A Village of E-readers
Two recent articles reflect a couple aspects of reality that I see about e-readers: The dust has not settled yet, and the single, catch-all solution that many would like to grab onto may never exist … nor should it.
One is an article in BusinessWeek about how the Kindle has not wowed college students. This is the part where I trot out my sarcasm and say, “Gee, ya think?”
What does the Kindle offer college students as a replacement for the printed text? Not much.
When the larger screen-size Kindle first came out, I grabbed one so that I could get a sense of how well this would work. I had some of my team do test files that we threw on the Kindle. The limitations and frustrations jumped off the electronic page. The most obvious, of course, was lack of color. This presents a real problem for pedagogy in some disciplines.
However, beyond that, there was no clear benefit to the Kindle for textbooks. It’s a PDF carrier. It did not allow us to take advantage of the electronic files and offer the student something different or better. Art could not be animated, video could not be inserted, interaction (at that point) with other students was limited (at best), etc.
In the education environment, one of the exciting things about creating electronic files is the value added that can be brought to bear. But, giving students flat PDF files has some advantages: They’re portable, and more students are becoming comfortable with screen-reading as opposed to print-reading, etc.
At this point (note emphasis), Kindle does not offer that. iPad may be a big step in that direction.
But that brings us to article No. 2, in The New York Times. Here, Ray Kurzweil talks about the Blio software being offered on computers sold by huge retailers such as Wal-Mart. This would put a whole different look out there for a mass audience.
As you know, Blio is a software, not a physical reader. It’s built on a gaming platform, so provides more capability for voice, animation, video, etc. This seems to have the potential to offer much, not just for educational purposes, but for children’s books as well as for those who are disabled. Another device, enTourage eDGE, also goes beyond the Kindle in capabilities for educational purposes. And, of course, we already know the iPad does more, but we have yet to really know how developers will tap into those capabilities. And there are other devices that already exist or are, no doubt, in development.
This is not an endorsement of any product. I’m only using them as examples of the variety of e-readers that are out there, and the variety that we will need going forward. Reading a novel is fine for some on an iPhone or Kindle. Engaging children or students, or offering assistance to someone with certain disabilities requires more.

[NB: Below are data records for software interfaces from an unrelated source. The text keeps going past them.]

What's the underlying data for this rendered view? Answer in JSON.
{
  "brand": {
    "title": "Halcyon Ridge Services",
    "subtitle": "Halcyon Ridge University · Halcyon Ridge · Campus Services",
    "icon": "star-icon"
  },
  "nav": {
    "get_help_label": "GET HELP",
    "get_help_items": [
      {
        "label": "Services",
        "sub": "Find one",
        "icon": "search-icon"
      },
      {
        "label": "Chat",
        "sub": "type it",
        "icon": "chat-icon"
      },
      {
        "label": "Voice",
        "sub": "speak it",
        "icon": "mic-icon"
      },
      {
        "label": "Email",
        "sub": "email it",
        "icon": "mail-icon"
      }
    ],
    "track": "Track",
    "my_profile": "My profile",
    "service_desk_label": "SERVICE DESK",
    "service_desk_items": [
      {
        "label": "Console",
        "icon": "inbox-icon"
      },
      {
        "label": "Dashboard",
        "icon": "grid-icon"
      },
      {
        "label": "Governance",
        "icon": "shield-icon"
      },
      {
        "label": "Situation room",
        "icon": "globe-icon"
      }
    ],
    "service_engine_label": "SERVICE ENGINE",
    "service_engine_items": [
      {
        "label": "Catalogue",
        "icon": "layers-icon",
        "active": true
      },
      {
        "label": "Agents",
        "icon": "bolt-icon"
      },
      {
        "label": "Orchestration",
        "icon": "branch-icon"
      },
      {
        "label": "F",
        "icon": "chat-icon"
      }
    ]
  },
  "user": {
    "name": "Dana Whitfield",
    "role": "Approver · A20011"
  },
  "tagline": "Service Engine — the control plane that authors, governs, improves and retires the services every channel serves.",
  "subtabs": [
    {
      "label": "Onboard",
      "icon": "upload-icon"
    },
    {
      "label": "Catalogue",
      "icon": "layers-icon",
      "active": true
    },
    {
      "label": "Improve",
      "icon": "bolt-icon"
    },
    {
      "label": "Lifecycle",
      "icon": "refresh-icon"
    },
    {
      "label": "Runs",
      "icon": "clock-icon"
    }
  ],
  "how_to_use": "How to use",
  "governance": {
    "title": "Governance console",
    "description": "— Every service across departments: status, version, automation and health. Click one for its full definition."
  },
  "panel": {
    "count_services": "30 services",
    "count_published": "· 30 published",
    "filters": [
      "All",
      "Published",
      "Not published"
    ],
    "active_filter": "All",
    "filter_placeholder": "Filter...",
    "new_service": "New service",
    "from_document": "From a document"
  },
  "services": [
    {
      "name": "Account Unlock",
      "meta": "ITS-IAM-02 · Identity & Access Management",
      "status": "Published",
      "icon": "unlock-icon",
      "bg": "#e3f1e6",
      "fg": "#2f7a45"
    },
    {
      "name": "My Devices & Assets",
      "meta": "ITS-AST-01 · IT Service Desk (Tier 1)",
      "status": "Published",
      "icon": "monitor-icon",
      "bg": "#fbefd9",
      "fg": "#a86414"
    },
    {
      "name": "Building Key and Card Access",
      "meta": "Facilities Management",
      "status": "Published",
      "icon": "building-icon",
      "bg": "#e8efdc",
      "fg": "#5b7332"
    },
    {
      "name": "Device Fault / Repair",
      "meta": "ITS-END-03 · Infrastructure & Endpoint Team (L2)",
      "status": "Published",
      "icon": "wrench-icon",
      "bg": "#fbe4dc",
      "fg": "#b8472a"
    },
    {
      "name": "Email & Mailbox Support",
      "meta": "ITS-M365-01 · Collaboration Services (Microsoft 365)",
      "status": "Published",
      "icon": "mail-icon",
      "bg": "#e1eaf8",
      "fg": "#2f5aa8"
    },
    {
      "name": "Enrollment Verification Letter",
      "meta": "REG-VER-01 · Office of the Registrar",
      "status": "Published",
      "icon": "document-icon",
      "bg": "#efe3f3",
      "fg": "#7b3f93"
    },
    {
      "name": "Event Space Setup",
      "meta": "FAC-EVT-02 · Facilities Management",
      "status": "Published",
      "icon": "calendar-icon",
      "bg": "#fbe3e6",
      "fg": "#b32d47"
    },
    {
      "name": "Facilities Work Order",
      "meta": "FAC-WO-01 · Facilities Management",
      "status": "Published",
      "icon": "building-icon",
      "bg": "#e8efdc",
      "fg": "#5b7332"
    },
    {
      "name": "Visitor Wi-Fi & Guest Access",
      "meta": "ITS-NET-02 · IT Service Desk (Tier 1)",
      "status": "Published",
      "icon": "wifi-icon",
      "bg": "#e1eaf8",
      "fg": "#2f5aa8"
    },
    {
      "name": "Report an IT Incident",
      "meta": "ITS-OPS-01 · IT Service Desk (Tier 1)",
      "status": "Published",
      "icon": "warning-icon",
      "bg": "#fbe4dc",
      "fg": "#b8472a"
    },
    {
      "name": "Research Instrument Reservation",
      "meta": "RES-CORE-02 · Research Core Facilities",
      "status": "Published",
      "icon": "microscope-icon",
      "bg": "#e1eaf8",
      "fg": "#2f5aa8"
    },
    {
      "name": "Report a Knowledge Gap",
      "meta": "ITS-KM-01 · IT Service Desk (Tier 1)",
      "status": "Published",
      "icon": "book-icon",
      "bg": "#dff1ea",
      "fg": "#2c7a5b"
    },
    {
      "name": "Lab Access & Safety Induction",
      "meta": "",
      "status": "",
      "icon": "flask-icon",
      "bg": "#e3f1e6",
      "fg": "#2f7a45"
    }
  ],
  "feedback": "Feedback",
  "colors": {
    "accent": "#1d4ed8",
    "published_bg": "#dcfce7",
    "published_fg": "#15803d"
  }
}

Sorry for the lame cliché, but it is going to “take a village” of delivery methods for digital files. Each type of publishing, and each customer, is going to find what works best.
And then that will change six months later, right?

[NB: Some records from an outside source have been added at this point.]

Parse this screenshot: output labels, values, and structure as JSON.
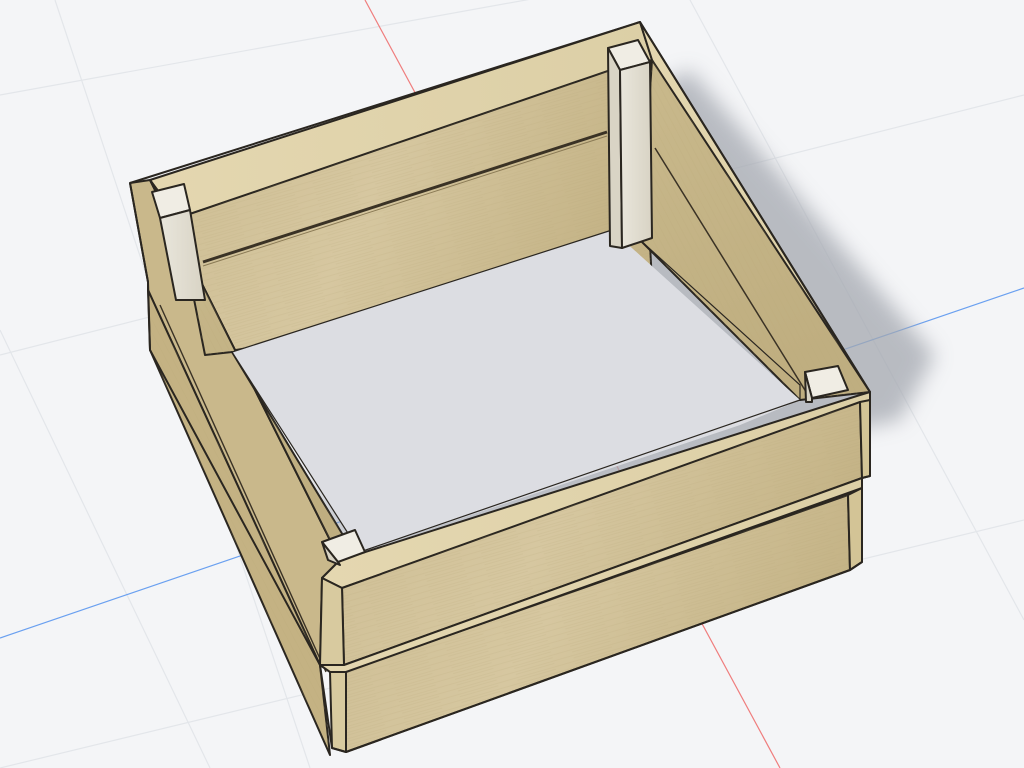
{
  "viewport": {
    "scene": "3d-model-view",
    "background_color": "#f4f5f7",
    "grid_color": "#e2e5ea",
    "axis_x_color": "#6aa0f0",
    "axis_y_color": "#ef7d7d",
    "wood_color": "#cdbd93",
    "wood_edge_color": "#2a2620",
    "post_color": "#e3dfd3",
    "shadow_color": "#9a9ea6"
  },
  "model": {
    "name_icon": "wooden-box-icon",
    "components": [
      "back-panel",
      "left-panel",
      "right-panel",
      "front-panel-upper",
      "front-panel-lower",
      "corner-post"
    ]
  }
}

He is currently Production Director for Teachers College Press. Previously, he was Vice President, Global Content and Media Production for Cengage Learning. Prior to that he was Vice President of Production and Manufacturing for Oxford University Press, Pearson/Prentice Hall, Worth Publishers and HarperCollins.
In those capacities, he has been a leader in managing process and content for delivery in as many ways possible.